Segment Start: MATERIAL TO PROCESS

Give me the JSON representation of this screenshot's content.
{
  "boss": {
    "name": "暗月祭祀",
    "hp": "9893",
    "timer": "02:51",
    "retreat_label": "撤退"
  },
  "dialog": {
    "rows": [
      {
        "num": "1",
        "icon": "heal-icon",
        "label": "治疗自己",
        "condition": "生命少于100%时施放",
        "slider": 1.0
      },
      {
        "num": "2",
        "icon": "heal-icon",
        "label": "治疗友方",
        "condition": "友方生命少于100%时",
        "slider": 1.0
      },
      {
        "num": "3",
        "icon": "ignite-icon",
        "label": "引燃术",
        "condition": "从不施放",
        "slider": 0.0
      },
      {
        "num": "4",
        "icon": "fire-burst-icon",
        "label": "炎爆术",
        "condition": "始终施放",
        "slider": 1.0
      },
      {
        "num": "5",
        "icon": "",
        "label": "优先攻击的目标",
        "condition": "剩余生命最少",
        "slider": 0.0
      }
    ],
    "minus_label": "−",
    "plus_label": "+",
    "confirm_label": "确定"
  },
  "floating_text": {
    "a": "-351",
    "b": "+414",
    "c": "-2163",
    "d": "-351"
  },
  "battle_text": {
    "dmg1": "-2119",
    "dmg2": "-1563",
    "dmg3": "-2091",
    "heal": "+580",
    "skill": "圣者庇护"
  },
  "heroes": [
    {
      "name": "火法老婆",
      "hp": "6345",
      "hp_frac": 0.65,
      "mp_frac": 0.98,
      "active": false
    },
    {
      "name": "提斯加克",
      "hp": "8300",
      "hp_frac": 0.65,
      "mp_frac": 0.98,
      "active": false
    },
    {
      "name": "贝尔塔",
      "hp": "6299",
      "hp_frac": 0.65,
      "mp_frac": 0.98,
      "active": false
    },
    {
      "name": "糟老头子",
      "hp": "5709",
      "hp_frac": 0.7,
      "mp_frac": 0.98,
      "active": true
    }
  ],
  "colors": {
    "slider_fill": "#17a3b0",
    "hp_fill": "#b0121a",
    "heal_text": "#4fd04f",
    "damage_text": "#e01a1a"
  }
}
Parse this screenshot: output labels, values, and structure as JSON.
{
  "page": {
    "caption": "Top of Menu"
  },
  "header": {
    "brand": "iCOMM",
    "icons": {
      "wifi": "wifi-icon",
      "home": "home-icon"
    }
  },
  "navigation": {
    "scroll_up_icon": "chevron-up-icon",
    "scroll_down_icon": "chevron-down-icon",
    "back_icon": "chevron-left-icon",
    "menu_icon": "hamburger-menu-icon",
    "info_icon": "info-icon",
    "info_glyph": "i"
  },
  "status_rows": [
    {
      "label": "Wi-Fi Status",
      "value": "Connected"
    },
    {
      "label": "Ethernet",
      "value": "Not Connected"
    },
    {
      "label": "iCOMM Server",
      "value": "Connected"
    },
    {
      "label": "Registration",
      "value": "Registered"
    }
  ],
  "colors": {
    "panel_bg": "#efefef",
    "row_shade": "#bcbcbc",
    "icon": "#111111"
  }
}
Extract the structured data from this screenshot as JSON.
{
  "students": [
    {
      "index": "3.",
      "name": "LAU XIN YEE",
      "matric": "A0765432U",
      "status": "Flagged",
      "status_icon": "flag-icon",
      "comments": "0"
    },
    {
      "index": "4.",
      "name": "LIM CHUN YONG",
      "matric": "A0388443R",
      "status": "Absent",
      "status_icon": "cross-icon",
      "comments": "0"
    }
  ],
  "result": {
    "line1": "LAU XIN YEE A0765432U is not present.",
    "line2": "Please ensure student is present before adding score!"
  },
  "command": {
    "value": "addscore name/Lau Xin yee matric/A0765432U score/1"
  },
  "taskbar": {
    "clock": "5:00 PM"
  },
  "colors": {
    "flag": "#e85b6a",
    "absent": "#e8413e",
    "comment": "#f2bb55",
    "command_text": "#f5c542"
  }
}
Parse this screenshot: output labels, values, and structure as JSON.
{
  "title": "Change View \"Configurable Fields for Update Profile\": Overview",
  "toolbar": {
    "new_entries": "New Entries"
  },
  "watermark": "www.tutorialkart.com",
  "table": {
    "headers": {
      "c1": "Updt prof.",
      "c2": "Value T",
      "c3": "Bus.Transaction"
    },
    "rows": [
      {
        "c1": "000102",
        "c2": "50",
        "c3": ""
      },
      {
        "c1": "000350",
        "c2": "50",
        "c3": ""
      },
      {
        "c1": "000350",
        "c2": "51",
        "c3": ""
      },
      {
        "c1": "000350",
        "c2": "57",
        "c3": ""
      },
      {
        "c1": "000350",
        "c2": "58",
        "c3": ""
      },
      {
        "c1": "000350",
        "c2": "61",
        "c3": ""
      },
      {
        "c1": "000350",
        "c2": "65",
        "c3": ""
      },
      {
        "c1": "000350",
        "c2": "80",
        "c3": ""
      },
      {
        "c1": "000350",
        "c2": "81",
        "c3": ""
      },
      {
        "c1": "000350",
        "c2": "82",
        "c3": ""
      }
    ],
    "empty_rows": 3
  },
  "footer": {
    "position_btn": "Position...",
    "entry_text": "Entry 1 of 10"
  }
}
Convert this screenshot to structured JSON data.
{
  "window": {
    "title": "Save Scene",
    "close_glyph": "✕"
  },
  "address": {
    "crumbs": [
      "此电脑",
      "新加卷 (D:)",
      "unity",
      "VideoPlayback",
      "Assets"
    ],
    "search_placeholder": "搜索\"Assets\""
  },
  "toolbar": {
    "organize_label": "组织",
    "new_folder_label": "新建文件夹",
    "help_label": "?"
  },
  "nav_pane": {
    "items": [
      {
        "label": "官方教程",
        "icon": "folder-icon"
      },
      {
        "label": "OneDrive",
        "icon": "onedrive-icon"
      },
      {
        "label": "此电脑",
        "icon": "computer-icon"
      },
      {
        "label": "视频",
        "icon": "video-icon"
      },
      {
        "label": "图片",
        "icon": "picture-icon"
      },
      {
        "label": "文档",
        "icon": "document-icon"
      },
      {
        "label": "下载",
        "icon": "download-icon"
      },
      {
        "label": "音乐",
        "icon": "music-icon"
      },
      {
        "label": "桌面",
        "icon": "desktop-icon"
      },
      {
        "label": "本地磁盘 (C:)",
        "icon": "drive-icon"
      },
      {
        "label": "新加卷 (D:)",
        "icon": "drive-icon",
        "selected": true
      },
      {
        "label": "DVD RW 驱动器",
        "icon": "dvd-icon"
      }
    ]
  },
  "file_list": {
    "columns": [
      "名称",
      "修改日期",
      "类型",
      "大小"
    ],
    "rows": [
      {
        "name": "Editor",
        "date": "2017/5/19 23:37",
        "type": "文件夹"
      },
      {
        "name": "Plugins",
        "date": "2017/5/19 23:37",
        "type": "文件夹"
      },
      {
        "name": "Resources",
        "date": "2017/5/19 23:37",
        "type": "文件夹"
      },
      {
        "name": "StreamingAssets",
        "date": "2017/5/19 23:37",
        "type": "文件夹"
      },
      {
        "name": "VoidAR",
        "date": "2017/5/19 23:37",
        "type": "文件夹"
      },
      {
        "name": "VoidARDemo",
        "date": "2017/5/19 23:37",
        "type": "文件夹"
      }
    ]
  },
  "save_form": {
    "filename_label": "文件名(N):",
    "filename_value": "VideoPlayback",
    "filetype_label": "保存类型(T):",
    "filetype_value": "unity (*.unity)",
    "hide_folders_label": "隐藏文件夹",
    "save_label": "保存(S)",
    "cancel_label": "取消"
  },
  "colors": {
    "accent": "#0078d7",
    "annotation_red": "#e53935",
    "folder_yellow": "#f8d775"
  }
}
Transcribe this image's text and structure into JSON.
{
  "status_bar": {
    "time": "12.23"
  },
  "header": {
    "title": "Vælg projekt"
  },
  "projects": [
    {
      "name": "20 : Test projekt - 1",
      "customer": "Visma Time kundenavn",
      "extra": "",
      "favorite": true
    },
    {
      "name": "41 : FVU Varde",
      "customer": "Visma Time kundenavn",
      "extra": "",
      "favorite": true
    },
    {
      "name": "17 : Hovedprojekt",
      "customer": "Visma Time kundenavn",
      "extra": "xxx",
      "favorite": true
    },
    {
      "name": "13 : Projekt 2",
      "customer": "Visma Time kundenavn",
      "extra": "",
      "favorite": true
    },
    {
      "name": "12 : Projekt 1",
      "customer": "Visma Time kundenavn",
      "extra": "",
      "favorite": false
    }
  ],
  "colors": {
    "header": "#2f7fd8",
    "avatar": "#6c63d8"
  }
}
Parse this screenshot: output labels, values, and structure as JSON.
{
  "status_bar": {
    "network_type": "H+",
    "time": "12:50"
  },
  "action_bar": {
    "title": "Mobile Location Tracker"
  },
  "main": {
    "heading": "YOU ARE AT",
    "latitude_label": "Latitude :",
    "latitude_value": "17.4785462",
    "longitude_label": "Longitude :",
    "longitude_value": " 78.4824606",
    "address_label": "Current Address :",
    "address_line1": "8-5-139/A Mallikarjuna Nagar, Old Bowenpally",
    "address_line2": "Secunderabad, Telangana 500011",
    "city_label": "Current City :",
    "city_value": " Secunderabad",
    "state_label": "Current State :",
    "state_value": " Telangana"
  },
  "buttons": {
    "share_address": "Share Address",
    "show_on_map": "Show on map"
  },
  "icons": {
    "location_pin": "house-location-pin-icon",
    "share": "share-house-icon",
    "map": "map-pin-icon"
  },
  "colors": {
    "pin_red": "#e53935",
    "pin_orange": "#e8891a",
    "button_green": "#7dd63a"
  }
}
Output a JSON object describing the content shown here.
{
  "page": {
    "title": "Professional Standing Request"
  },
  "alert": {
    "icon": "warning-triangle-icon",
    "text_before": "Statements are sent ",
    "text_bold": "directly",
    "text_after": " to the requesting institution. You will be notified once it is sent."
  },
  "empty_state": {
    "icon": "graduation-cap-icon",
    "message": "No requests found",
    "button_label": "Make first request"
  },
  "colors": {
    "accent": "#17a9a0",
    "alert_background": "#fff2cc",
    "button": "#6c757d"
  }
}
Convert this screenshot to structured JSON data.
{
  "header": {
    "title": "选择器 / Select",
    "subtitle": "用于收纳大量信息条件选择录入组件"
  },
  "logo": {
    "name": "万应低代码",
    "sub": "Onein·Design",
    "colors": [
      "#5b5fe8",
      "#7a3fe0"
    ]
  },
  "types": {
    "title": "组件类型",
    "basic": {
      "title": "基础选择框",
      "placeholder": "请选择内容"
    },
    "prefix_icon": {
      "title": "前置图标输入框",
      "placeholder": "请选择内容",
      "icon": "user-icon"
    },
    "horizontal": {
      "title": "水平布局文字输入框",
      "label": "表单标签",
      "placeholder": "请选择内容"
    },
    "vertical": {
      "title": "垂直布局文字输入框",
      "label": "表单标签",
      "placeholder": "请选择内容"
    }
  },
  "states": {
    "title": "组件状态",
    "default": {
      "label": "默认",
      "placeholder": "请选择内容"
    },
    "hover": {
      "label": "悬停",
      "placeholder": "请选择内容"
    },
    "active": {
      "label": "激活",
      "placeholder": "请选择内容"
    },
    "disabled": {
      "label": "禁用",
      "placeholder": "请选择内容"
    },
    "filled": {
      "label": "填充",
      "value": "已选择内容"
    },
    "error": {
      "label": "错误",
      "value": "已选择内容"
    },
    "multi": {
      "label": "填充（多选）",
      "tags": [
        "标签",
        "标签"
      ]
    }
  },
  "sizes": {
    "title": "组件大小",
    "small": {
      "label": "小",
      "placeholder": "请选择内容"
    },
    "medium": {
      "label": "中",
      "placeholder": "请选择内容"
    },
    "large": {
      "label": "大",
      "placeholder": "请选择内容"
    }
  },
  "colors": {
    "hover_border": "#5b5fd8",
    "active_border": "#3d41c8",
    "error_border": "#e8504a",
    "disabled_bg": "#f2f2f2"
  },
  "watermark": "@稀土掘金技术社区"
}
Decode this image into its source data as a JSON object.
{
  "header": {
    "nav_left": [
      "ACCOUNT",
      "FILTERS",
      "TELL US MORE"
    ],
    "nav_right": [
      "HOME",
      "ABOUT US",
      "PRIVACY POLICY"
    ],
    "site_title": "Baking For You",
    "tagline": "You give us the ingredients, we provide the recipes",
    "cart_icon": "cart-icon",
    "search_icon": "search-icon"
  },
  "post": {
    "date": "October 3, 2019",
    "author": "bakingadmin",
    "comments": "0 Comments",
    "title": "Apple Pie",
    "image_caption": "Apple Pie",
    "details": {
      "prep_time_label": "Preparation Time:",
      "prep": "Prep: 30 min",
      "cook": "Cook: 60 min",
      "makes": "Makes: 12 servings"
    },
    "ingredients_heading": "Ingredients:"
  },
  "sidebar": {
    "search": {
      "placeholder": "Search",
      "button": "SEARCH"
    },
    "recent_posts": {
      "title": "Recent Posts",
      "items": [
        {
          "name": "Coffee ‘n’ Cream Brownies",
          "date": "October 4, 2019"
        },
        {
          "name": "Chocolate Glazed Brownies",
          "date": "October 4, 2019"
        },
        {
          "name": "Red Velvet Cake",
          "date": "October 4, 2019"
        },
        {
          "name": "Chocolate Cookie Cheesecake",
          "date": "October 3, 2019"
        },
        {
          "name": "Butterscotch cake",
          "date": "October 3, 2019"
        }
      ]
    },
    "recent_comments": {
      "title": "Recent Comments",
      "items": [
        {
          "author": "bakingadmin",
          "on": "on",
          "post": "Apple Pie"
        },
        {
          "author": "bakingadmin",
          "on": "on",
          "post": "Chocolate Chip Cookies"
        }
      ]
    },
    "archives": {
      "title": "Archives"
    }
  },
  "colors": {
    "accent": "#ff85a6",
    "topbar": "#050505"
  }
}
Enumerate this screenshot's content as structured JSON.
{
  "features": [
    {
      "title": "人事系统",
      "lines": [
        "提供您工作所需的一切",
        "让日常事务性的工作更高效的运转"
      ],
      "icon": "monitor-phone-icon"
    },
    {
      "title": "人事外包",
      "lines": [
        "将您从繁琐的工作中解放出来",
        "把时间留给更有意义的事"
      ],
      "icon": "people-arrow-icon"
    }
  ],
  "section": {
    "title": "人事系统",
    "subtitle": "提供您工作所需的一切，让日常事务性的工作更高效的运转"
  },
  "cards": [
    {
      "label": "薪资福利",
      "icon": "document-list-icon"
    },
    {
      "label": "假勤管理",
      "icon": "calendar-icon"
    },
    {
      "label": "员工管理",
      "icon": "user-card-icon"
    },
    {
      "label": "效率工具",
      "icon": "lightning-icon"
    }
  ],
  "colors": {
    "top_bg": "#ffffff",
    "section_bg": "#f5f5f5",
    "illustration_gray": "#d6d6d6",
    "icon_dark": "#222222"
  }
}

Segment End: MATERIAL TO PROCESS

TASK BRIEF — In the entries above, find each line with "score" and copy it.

EXERCISE ANSWER —
    "line2": "Please ensure student is present before adding score!"
    "value": "addscore name/Lau Xin yee matric/A0765432U score/1"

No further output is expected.